The theme in my practice has been anger this week. You know, that revved up feeling that you get when something really p*&%es you off. We all have to a greater or lesser degree. We would not want it to go away entirely either. You want to be able to fight or flee if someone is attacking you. But the problem with most relationship situations is that the other person is not really trying to attack you. It just feels that way. Yesterday, I was telling my husband that WE forgot to write our friend a check for money that we owed. I heard him respond from the other room and this is what he said: instead of talking about writing the check, you could just write the check. This may have been a joke. Now that I am writing this and those who know my husband would definitely know. It was a joke. However, I was getting ready for work, fixing my daughter’s hair, thinking about how I would get her later from Girl Scouts and my heart raced. 4,000 thoughts came through my mind about how HE doesn’t get it.. Thankfully, this week anger was on my mind. I asked the question several times to others. Is what you are about to say going to be heard if you say it the way you are about to say it? In my mind, at that exact moment, I knew the answer. Hell no. I mean heck no (I mean hell no). No way, no chance. So I said nothing. I drove to work and noticed my heart rate go back to normal. I parked my car at work and got a text saying thank you for everything you do. And by the way, I wrote the check. No need to say anything after all.
- If your heart is racing wait to tell the person what you are thinking.

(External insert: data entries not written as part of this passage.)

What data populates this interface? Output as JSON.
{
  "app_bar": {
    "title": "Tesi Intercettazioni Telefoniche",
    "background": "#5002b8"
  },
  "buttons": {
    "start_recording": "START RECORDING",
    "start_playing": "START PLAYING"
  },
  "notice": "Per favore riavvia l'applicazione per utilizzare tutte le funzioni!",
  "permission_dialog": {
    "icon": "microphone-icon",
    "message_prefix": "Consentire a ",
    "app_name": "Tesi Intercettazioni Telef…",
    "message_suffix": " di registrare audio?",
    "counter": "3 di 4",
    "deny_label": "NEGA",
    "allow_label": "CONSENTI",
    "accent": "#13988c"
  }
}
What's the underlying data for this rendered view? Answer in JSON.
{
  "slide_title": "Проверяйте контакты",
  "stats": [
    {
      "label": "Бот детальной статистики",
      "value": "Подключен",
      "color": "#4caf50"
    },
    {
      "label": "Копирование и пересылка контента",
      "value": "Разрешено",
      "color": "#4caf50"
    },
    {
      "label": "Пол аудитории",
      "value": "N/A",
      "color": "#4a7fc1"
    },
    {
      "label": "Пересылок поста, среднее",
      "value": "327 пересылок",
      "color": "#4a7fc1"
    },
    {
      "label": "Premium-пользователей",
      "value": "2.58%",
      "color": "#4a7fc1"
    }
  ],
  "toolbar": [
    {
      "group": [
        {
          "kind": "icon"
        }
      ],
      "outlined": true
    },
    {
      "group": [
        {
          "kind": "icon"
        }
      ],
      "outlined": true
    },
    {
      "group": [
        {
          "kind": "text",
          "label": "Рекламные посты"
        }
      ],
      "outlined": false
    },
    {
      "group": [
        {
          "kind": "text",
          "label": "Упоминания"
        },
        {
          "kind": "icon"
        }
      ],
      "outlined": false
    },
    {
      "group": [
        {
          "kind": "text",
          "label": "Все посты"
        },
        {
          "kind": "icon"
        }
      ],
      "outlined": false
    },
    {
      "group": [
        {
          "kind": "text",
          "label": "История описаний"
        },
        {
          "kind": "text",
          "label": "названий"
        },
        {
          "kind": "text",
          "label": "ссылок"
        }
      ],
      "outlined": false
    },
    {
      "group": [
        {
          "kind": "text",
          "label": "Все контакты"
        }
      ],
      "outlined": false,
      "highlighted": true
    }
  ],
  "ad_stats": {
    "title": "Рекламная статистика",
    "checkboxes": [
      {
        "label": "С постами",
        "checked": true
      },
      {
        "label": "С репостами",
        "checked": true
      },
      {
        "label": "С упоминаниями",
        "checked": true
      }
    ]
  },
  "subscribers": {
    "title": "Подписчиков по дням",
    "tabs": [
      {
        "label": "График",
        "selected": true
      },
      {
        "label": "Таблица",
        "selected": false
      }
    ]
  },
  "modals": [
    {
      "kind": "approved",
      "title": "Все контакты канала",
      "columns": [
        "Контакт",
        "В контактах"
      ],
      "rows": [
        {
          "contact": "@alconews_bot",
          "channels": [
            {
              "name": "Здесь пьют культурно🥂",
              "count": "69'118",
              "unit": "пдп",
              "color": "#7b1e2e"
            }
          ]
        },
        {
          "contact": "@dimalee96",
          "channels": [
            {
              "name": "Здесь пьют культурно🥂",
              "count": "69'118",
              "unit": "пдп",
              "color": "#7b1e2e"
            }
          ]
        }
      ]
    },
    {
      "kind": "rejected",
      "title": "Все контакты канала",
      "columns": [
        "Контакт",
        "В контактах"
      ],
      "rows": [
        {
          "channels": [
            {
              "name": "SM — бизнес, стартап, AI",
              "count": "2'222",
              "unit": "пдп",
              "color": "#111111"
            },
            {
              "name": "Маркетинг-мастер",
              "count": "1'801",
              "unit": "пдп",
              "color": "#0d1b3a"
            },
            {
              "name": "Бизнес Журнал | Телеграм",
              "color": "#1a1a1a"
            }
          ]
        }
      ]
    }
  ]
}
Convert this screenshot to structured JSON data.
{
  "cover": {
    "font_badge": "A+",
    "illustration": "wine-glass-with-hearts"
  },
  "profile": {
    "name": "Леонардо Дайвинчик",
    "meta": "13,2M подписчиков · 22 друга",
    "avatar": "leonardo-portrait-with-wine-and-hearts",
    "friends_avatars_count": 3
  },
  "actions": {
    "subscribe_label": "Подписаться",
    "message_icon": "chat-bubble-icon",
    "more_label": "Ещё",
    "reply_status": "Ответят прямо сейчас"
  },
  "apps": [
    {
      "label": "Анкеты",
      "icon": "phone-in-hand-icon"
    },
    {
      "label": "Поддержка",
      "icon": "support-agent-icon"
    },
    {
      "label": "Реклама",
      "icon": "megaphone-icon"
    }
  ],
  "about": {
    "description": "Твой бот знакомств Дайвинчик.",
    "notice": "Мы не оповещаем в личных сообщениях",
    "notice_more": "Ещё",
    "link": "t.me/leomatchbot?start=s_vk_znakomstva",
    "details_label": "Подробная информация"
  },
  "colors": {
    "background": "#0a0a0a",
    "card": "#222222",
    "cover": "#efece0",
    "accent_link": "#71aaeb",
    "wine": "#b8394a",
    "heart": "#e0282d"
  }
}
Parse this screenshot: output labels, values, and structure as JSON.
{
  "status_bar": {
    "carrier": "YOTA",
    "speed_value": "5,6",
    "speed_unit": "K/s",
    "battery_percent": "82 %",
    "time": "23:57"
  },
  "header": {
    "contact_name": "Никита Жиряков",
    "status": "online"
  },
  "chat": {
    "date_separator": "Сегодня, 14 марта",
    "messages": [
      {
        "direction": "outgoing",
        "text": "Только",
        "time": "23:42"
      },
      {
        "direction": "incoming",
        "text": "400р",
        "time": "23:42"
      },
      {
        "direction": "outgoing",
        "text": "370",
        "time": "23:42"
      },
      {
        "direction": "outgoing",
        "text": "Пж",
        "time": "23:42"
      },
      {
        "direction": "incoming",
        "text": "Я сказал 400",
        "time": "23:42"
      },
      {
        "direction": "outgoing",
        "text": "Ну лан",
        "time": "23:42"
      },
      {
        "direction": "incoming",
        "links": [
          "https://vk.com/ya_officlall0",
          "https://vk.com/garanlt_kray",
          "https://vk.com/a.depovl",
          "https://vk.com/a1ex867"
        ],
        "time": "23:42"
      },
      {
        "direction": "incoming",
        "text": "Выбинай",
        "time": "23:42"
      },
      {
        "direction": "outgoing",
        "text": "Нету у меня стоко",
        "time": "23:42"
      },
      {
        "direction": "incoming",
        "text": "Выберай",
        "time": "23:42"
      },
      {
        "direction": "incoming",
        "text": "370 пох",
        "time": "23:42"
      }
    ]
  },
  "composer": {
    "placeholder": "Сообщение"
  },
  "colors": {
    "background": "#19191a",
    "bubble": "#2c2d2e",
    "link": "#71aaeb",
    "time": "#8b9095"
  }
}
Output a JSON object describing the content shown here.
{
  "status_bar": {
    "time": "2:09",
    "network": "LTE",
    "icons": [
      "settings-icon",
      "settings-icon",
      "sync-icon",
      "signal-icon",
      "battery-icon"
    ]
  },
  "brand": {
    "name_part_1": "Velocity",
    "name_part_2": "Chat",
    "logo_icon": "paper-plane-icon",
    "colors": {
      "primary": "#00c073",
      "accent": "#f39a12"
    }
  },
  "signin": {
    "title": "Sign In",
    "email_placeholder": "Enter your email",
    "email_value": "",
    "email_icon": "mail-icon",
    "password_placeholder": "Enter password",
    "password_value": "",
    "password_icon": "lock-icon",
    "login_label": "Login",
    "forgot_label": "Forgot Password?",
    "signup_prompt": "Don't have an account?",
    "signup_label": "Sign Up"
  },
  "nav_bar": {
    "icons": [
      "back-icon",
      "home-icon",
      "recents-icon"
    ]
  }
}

- Once you are calm ask yourself: what was meant by what he or she said? Try your best to hold the other person innocent.
- Proceed politely in confronting. i.e. Start with something positive. Then be curious (truly, curious) Hey, usually you appreciate me so I was surprised when you asked me to write the check when you knew I was doing a ton. What did you mean by that?
Know that not everyone is going to hear you or care. But some will. You will learn over time who not to bother with and who you can be honest with. A word of caution. Too much sharing, confronting can be exhausting for those around you. I really recommend unless something is REALLY bugging you to not bother confronting and instead assume that the other has good intention or that maybe they are having a bad day and that it has nothing to do with you. Now if that itch just won’t go away, then you must say something. Try #3.
Nicole C Weiss LCSW
- Phone: 619-318-5012
- Email: firstname.lastname@example.org